TASK INSTRUCTIONS » Where does the string "navbar" appear? Copy every line of the entries below that holds it.

(Interface dataset entries)
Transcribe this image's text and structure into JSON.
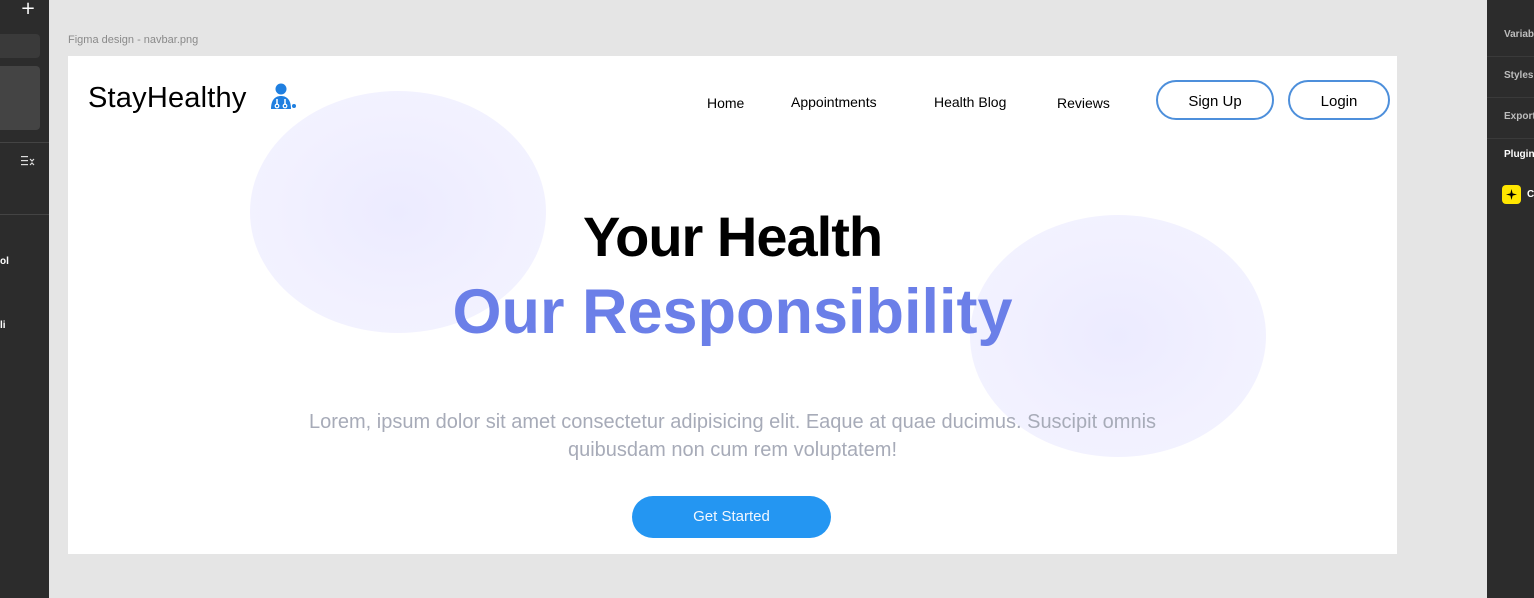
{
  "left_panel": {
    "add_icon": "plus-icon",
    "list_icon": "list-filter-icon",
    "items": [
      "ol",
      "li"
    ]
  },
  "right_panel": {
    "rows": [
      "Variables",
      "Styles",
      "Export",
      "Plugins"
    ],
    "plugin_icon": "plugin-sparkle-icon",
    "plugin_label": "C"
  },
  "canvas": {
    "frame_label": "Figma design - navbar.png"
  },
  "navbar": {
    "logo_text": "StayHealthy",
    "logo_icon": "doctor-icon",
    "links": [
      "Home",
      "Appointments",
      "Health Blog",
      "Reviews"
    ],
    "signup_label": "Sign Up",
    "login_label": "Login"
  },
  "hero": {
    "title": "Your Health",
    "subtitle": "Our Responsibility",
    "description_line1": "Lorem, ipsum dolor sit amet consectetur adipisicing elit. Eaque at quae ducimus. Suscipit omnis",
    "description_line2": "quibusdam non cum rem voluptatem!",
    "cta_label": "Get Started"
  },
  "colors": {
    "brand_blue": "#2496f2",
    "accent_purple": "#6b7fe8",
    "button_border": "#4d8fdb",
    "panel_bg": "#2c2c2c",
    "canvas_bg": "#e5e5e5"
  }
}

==

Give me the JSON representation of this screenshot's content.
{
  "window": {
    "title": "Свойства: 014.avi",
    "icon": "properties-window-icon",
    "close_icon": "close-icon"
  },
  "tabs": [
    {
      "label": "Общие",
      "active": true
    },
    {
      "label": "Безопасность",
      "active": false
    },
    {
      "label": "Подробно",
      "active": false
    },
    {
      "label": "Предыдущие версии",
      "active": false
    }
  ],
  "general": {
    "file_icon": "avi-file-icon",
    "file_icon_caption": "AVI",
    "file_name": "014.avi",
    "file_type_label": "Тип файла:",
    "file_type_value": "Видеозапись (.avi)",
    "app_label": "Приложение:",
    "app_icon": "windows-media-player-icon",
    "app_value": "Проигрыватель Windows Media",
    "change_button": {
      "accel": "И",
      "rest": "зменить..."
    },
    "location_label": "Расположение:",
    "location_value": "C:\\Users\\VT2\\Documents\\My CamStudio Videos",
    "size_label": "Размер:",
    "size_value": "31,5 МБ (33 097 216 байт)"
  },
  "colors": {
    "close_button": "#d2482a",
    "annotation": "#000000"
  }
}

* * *

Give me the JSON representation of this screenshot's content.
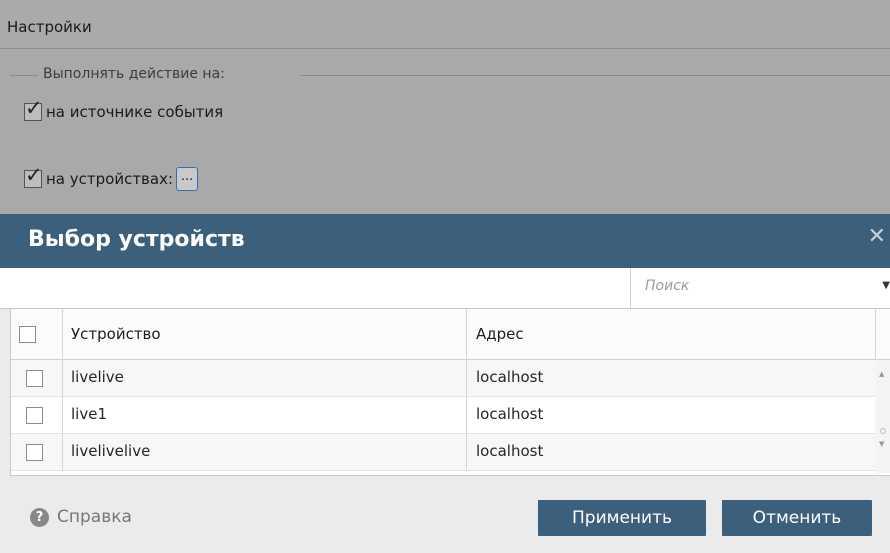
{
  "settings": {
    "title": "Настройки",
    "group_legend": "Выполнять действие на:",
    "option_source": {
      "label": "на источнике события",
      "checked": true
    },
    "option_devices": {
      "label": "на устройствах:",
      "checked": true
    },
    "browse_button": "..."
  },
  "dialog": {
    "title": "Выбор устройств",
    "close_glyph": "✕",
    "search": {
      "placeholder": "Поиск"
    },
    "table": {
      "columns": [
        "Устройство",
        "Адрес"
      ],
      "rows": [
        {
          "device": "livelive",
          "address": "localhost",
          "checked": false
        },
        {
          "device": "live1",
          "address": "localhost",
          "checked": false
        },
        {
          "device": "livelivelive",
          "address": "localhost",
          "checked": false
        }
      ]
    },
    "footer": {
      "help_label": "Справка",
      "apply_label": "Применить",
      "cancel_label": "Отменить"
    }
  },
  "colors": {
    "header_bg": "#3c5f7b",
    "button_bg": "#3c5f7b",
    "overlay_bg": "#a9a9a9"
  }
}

TASK ANSWER »
    "frame_label": "Figma design - navbar.png"
  "navbar": {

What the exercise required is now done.